It is likely that this spring was such a place of sustenance for both the body and the spirit.
The Bakongo Cosmogram is one possible explanation for the appearance of “cross” symbols on artifacts found at The Hermitage
Several marbles displaying the “cross” symbol have been found in archaeological excavations at The Hermitage.
Archaeologists who have studied slave sites in North America have noted that blue beads are found much more abundantly in slave quarters than in places occupied by masters or overseers. Many archaeologists note that in some African cultures, blue beads represent prosperity and were frequently part of a bride's dowry.
Erected by The Hermitage Foundation.
Location. 36° 13.162′ N, 86° 36.719′ W. Marker is in Hermitage, Tennessee, in Davidson County. Marker is on Field Quarter Trail, on the right when traveling north. Click for map. The marker can be seen along the Field Quarter Trail at The Hermitage. Marker is in this post office area: Hermitage TN 37076, United States of America.
Other nearby markers. At least 8 other markers Land Conservation at The Hermitage (within shouting distance of this marker); "Have the Negro Houses Placed Where the Old Ones Stands" (about 300 feet away, measured in a direct line); Stories Told by Things the Enslaved Left Behind (about 300 feet away); The Field Quarter (about 300 feet away); A Lively Place (about 300 feet away); Determined Resistance (about 300 feet away); The Hermitage Overseer (about 500 feet away); Ginning and Pressing "King Cotton" (about 700 feet away). Click for a list of all markers in Hermitage.

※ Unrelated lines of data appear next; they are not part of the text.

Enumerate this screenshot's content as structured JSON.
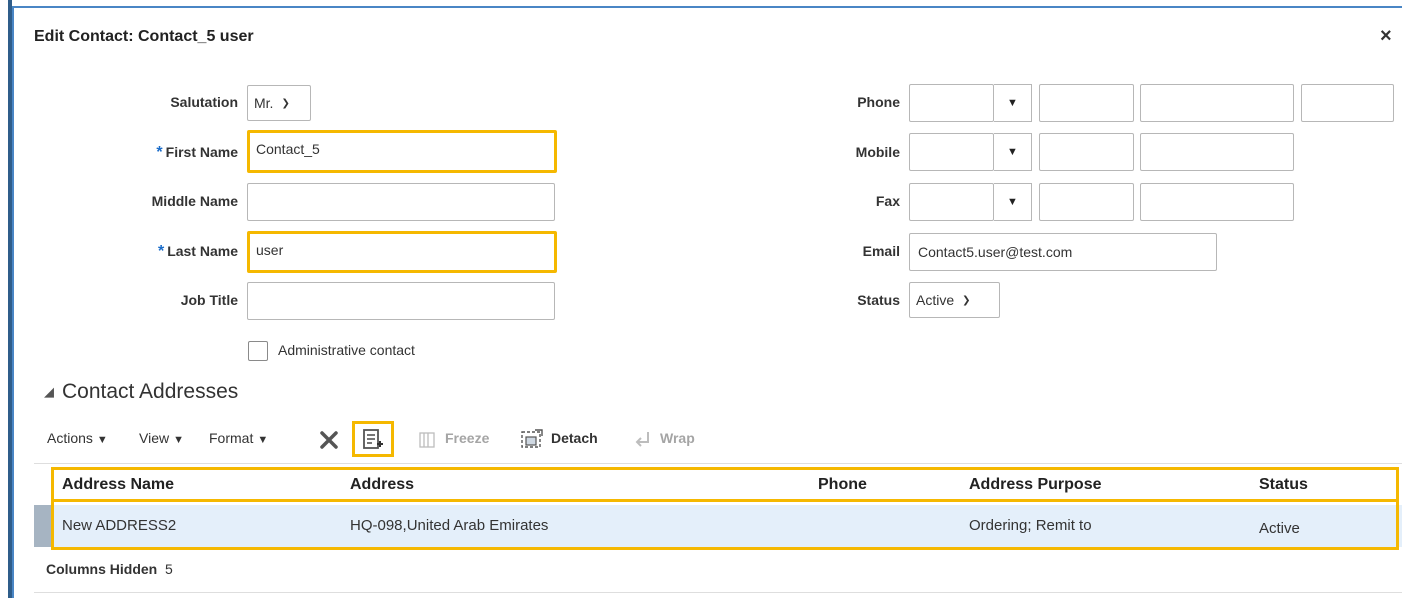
{
  "dialog": {
    "title": "Edit Contact: Contact_5 user",
    "close_glyph": "×"
  },
  "form_left": {
    "salutation": {
      "label": "Salutation",
      "value": "Mr."
    },
    "first_name": {
      "required_mark": "*",
      "label": "First Name",
      "value": "Contact_5"
    },
    "middle_name": {
      "label": "Middle Name",
      "value": ""
    },
    "last_name": {
      "required_mark": "*",
      "label": "Last Name",
      "value": "user"
    },
    "job_title": {
      "label": "Job Title",
      "value": ""
    },
    "admin_contact": {
      "label": "Administrative contact",
      "checked": false
    }
  },
  "form_right": {
    "phone": {
      "label": "Phone"
    },
    "mobile": {
      "label": "Mobile"
    },
    "fax": {
      "label": "Fax"
    },
    "email": {
      "label": "Email",
      "value": "Contact5.user@test.com"
    },
    "status": {
      "label": "Status",
      "value": "Active"
    }
  },
  "section": {
    "title": "Contact Addresses"
  },
  "toolbar": {
    "actions": "Actions",
    "view": "View",
    "format": "Format",
    "freeze": "Freeze",
    "detach": "Detach",
    "wrap": "Wrap"
  },
  "table": {
    "headers": [
      "Address Name",
      "Address",
      "Phone",
      "Address Purpose",
      "Status"
    ],
    "rows": [
      [
        "New ADDRESS2",
        "HQ-098,United Arab Emirates",
        "",
        "Ordering; Remit to",
        "Active"
      ]
    ],
    "columns_hidden_label": "Columns Hidden",
    "columns_hidden_count": "5"
  },
  "colors": {
    "highlight": "#f5b800",
    "required": "#1a6cc9",
    "row_selected": "#e4effa"
  }
}
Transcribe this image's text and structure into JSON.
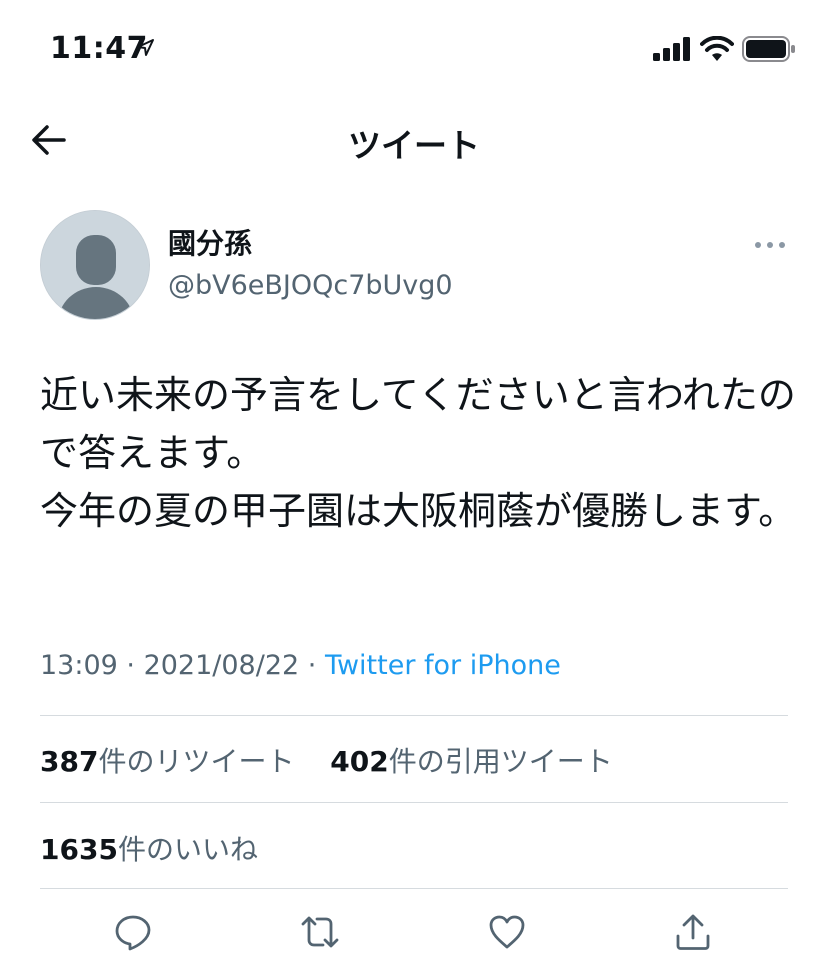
{
  "status_bar": {
    "time": "11:47",
    "icons": [
      "location-arrow-icon",
      "cellular-signal-icon",
      "wifi-icon",
      "battery-icon"
    ]
  },
  "header": {
    "back_icon": "back-arrow-icon",
    "title": "ツイート"
  },
  "tweet": {
    "author": {
      "display_name": "國分孫",
      "handle": "@bV6eBJOQc7bUvg0"
    },
    "more_icon": "more-dots-icon",
    "text": "近い未来の予言をしてくださいと言われたので答えます。\n今年の夏の甲子園は大阪桐蔭が優勝します。",
    "meta": {
      "time": "13:09",
      "sep1": " · ",
      "date": "2021/08/22",
      "sep2": " · ",
      "source": "Twitter for iPhone"
    },
    "stats": {
      "retweets_count": "387",
      "retweets_label": "件のリツイート",
      "quotes_count": "402",
      "quotes_label": "件の引用ツイート",
      "likes_count": "1635",
      "likes_label": "件のいいね"
    },
    "actions": [
      "reply-icon",
      "retweet-icon",
      "like-icon",
      "share-icon"
    ]
  },
  "colors": {
    "accent": "#1d9bf0",
    "secondary_text": "#536471",
    "primary_text": "#0f1419",
    "divider": "#d6dbdf"
  }
}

Categories. • African Americans • Anthropology • Churches, Etc. •
Credits. This page originally submitted on , by J. Makali Bruton of San Salvador, El Salvador. This page has been viewed 161 times since then and 75 times this year. Photos: 1, 2, 3. submitted on , by J. Makali Bruton of San Salvador, El Salvador. • Andrew Ruppenstein was the editor who published this page. This page was last revised on June 16, 2016.